:: Work request ::
Your answer needs to include each line of the records in which the string "JSON" can be found.

### Information supplied

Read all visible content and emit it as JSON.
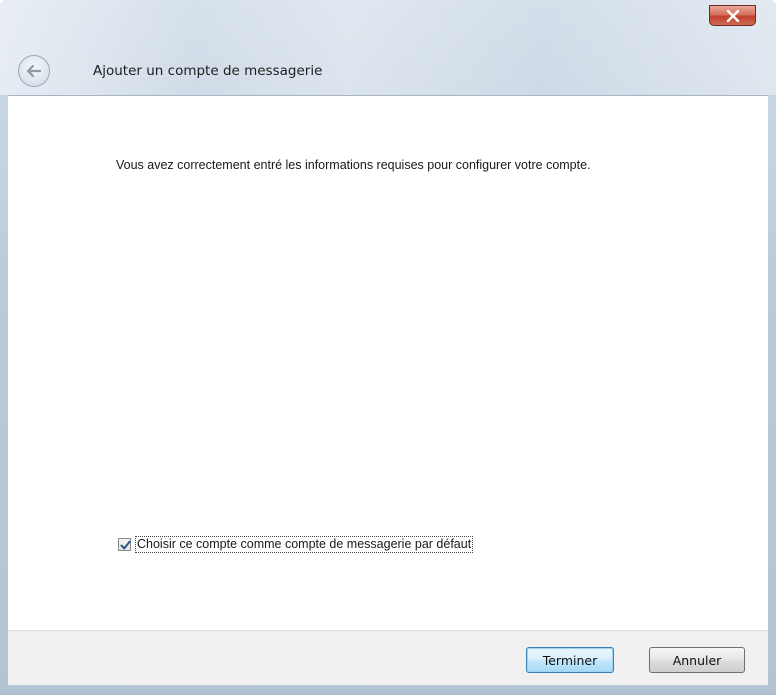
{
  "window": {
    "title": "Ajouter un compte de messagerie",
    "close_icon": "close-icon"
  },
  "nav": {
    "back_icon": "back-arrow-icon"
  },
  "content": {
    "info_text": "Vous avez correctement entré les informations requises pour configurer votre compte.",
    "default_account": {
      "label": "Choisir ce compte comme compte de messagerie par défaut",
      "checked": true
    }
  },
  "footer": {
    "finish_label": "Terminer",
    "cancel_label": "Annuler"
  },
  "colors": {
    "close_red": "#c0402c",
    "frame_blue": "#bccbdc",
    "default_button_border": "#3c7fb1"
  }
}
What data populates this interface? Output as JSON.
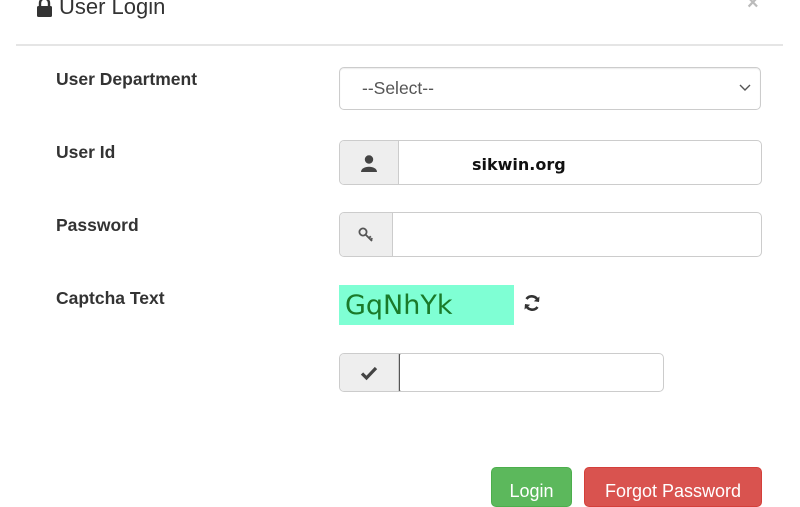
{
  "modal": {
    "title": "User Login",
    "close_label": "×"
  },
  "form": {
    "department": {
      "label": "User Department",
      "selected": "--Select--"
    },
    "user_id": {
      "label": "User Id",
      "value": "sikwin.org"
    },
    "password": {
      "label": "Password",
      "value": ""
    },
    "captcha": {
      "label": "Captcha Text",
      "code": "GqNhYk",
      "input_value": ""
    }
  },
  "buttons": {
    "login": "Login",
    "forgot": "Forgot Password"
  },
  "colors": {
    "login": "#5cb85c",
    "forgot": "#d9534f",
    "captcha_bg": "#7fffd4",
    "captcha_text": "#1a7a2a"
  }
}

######
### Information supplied

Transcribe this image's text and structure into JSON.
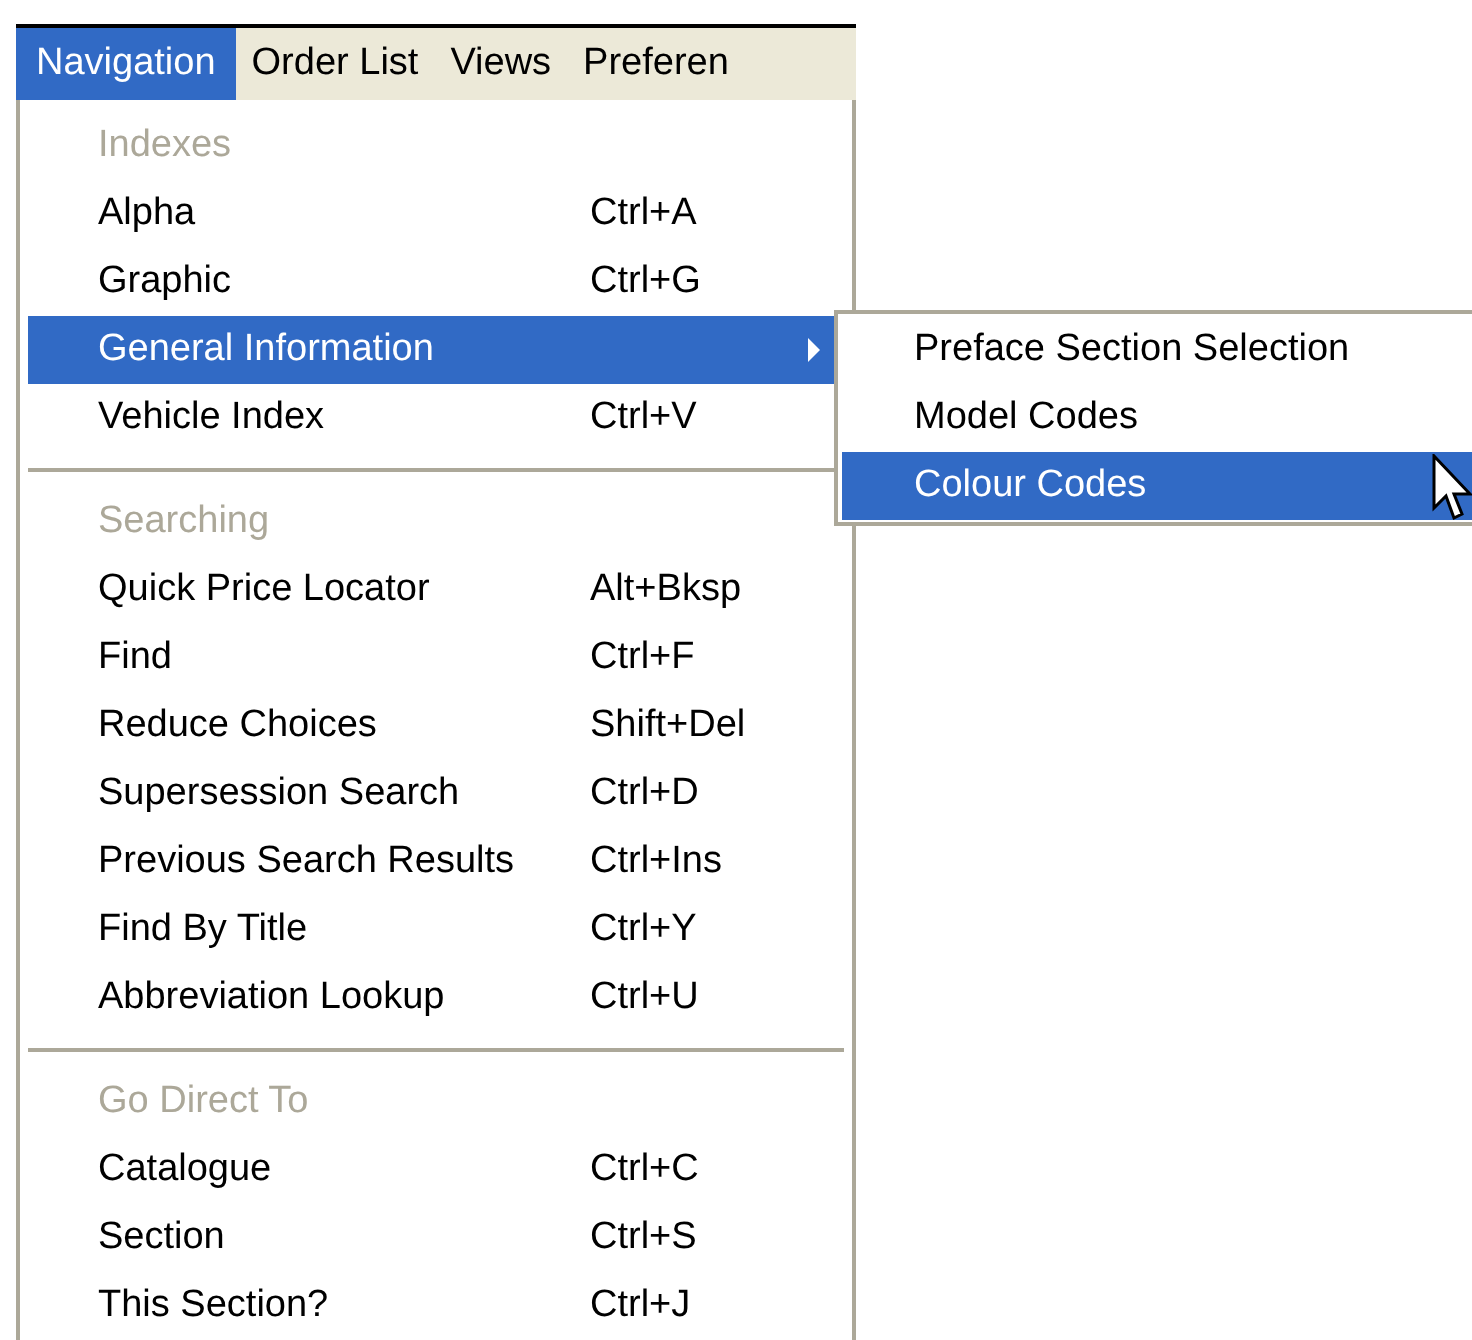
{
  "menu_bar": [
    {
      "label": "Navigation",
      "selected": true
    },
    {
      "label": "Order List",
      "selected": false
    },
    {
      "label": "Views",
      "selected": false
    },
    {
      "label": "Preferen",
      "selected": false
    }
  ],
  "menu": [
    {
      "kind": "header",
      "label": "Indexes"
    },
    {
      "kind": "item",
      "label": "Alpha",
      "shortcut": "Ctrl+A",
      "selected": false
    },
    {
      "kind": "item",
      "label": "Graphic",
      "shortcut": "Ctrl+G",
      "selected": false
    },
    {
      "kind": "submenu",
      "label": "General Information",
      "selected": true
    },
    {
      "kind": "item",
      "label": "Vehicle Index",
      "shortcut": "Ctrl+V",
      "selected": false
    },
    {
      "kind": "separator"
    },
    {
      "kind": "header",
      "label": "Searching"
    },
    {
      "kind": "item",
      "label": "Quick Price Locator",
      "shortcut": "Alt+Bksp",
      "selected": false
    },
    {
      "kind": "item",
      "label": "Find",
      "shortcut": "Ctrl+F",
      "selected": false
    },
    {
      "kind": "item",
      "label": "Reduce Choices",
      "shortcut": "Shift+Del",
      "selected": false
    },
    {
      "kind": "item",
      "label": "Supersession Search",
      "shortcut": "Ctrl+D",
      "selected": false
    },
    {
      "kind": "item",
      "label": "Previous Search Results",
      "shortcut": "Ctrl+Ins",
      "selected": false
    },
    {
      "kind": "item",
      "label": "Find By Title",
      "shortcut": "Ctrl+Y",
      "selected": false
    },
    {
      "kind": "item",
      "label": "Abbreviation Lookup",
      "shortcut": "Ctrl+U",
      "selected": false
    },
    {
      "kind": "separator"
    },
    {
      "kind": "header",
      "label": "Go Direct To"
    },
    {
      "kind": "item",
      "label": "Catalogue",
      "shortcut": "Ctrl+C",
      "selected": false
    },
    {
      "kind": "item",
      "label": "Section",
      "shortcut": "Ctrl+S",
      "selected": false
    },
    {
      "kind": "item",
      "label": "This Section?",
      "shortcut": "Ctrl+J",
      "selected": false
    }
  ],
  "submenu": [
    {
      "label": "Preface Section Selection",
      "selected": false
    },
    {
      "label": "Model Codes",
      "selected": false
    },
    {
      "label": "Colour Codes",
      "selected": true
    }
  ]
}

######
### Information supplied

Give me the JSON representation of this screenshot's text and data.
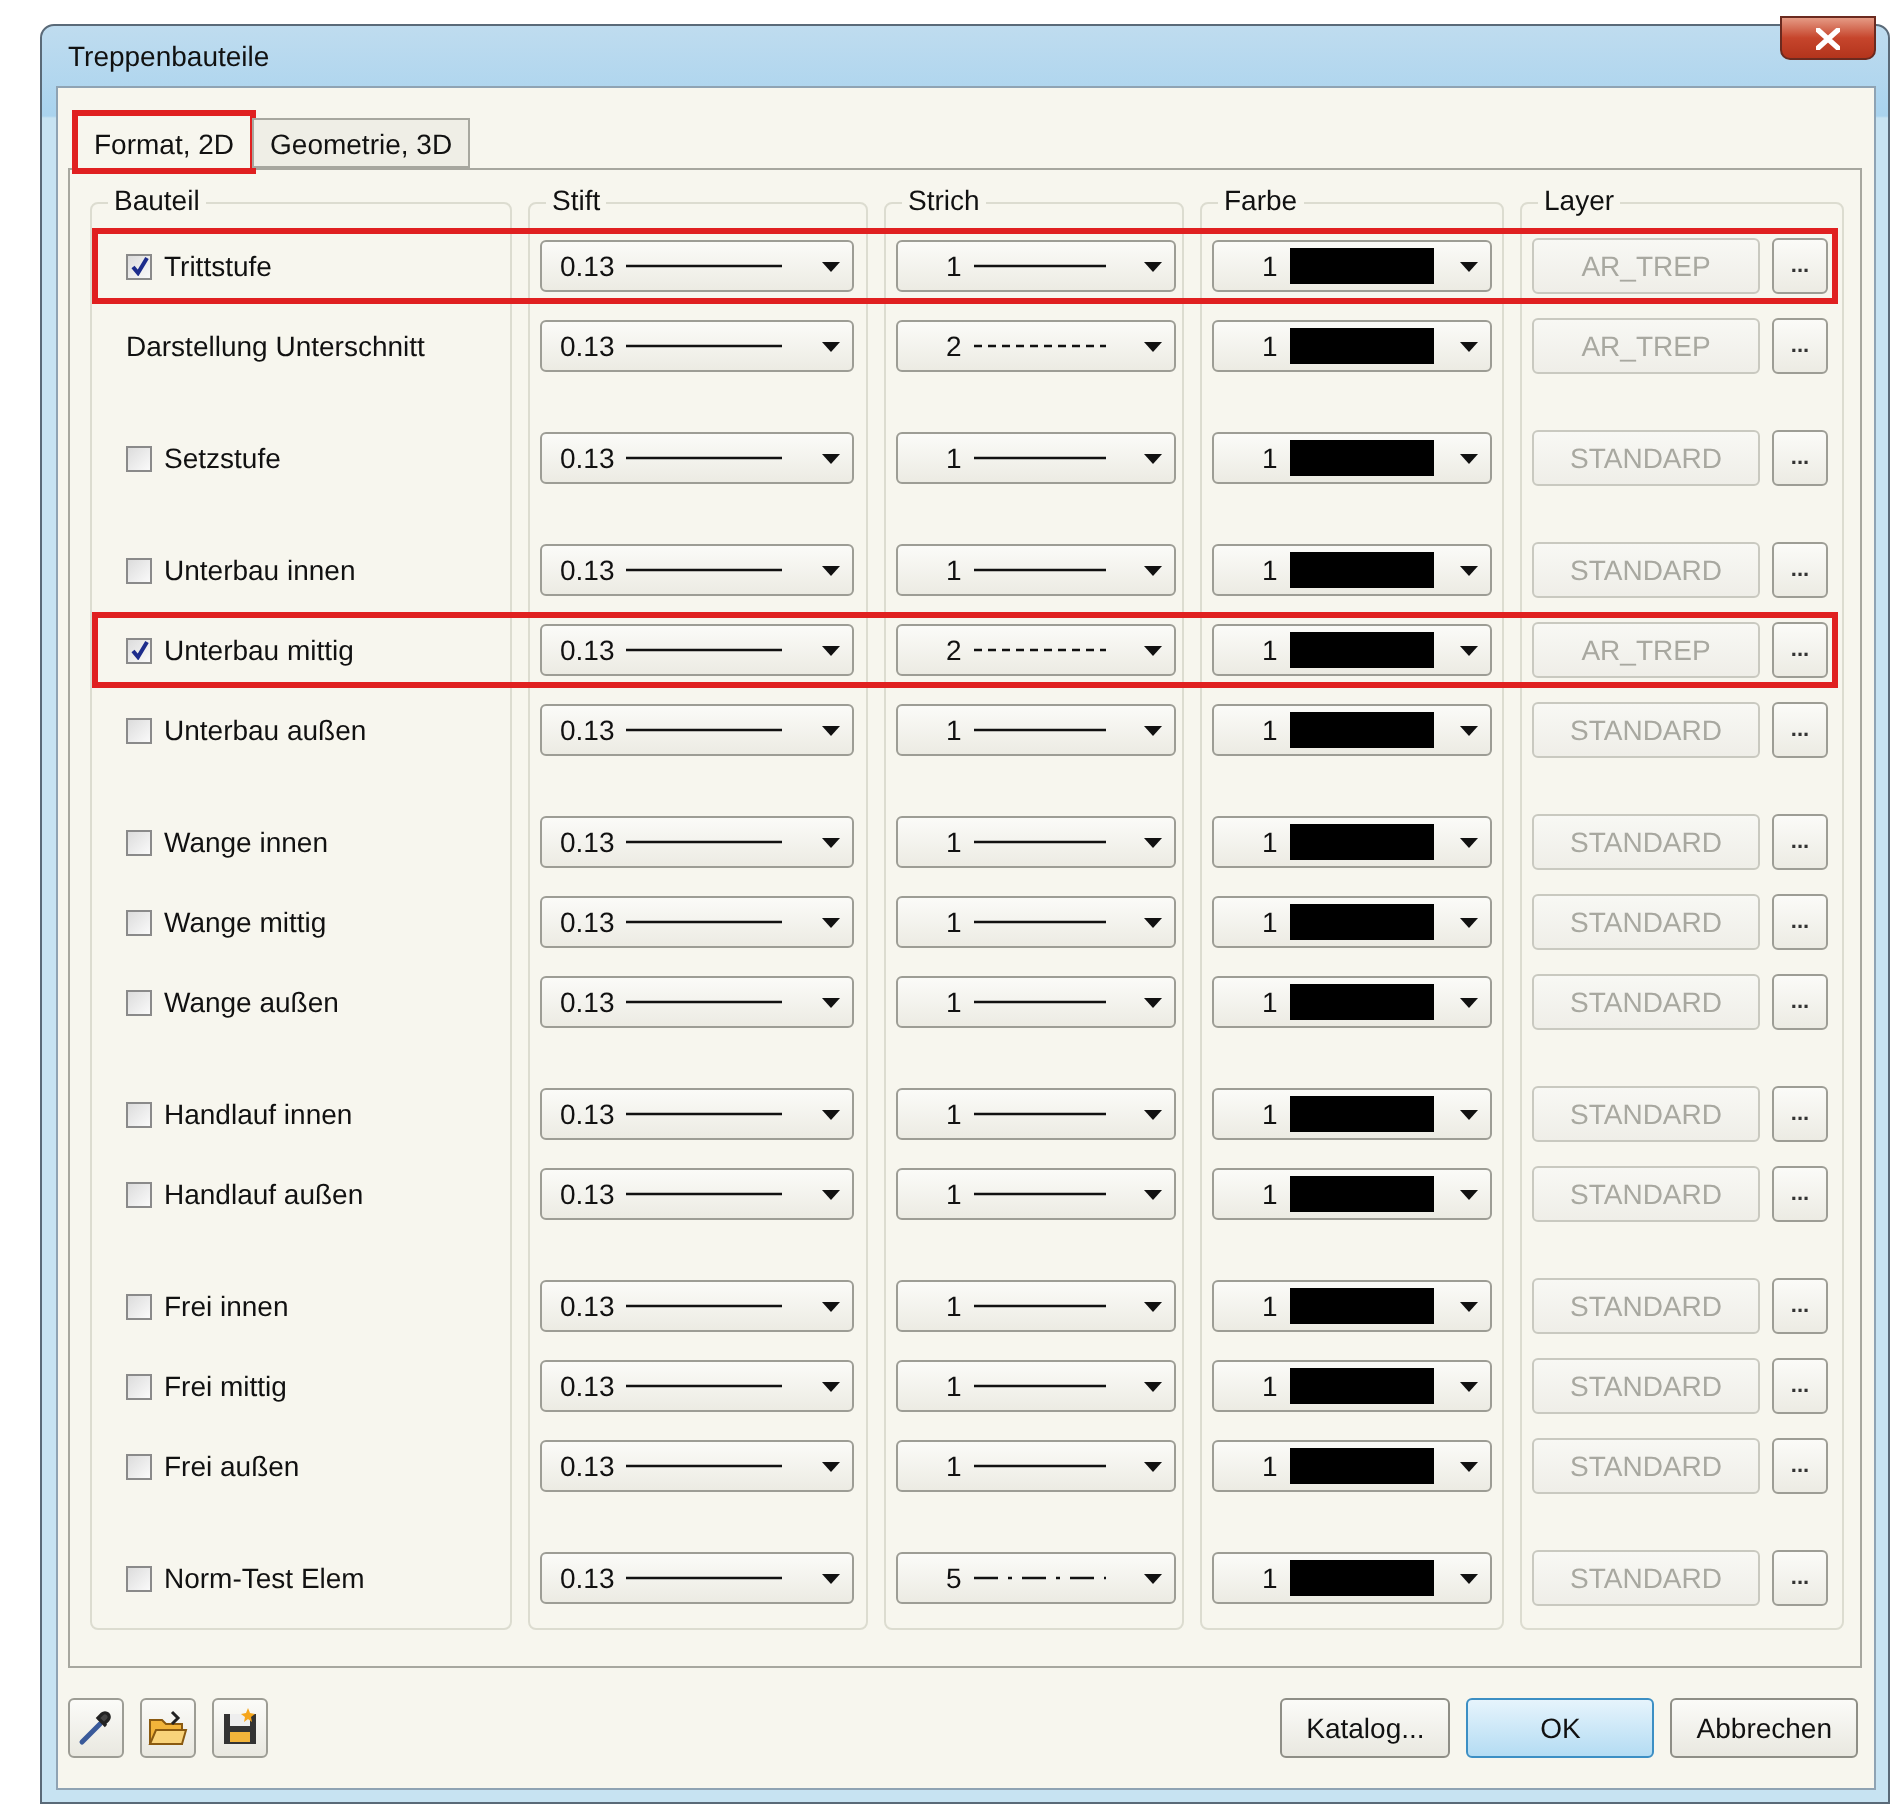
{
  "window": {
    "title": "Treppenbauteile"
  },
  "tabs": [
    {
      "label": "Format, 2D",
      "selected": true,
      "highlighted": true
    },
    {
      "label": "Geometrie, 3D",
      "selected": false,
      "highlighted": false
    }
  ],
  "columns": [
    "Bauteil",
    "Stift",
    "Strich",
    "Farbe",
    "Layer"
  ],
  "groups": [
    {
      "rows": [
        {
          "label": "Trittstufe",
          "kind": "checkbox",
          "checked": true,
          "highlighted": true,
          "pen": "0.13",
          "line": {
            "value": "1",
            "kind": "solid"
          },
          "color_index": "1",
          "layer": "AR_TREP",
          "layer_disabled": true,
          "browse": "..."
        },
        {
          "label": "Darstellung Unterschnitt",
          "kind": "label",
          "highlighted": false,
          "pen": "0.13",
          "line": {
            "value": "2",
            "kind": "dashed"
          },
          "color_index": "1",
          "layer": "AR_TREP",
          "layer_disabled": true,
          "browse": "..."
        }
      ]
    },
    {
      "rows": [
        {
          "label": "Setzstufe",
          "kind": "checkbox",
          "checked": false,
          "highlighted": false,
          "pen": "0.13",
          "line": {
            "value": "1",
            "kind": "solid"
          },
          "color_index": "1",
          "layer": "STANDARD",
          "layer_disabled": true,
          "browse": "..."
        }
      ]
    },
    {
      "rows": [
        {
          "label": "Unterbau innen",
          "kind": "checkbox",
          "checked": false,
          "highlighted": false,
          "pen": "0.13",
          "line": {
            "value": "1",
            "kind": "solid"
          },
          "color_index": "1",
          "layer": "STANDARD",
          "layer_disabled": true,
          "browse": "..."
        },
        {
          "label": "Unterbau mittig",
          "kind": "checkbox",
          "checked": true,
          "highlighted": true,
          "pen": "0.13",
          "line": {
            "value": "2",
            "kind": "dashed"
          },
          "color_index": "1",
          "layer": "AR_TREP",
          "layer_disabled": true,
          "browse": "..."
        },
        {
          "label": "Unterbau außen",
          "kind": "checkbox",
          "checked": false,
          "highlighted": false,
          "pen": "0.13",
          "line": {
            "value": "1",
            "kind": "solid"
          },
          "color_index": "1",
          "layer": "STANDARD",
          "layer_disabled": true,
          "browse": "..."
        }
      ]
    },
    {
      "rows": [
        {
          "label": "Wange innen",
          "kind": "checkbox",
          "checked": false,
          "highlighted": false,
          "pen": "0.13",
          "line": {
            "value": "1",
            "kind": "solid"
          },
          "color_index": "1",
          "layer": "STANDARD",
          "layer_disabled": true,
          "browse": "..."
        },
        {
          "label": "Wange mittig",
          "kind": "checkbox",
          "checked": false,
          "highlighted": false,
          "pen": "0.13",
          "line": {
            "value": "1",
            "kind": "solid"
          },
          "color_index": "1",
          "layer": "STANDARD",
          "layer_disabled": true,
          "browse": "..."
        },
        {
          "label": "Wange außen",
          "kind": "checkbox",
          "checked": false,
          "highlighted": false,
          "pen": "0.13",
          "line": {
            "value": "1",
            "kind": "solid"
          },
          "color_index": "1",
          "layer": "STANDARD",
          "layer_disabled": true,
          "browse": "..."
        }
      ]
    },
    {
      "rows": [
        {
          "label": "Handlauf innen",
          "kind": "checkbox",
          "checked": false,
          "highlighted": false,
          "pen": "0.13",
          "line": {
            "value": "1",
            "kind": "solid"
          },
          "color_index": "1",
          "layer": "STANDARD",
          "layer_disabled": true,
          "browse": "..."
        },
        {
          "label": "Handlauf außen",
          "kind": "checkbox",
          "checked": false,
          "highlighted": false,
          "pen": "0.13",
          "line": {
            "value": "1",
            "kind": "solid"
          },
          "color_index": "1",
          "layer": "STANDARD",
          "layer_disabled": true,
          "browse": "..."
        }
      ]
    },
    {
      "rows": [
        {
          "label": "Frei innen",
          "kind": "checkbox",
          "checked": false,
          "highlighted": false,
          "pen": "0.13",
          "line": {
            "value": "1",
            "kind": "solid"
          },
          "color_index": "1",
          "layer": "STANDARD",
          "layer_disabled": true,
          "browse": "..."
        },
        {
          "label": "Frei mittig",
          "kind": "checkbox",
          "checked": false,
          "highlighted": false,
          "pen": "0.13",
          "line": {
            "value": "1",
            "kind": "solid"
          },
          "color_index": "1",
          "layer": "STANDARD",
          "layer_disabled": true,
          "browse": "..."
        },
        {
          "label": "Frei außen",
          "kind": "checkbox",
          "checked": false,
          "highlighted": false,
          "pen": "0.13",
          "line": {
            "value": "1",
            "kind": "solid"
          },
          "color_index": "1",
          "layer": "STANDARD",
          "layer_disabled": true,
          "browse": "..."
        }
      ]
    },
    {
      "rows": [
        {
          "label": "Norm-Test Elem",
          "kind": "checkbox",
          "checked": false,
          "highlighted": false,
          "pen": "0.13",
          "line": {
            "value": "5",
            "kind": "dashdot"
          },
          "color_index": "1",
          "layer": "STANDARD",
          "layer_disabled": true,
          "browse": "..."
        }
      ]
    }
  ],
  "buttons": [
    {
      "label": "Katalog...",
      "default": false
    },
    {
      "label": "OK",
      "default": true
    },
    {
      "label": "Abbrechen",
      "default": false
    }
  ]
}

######

:: Task answer ::
Read all visible content and emit it as JSON.
What data populates this interface? Output as JSON.
Transcribe this image's text and structure into JSON.
Give me the JSON representation of this screenshot's text and data.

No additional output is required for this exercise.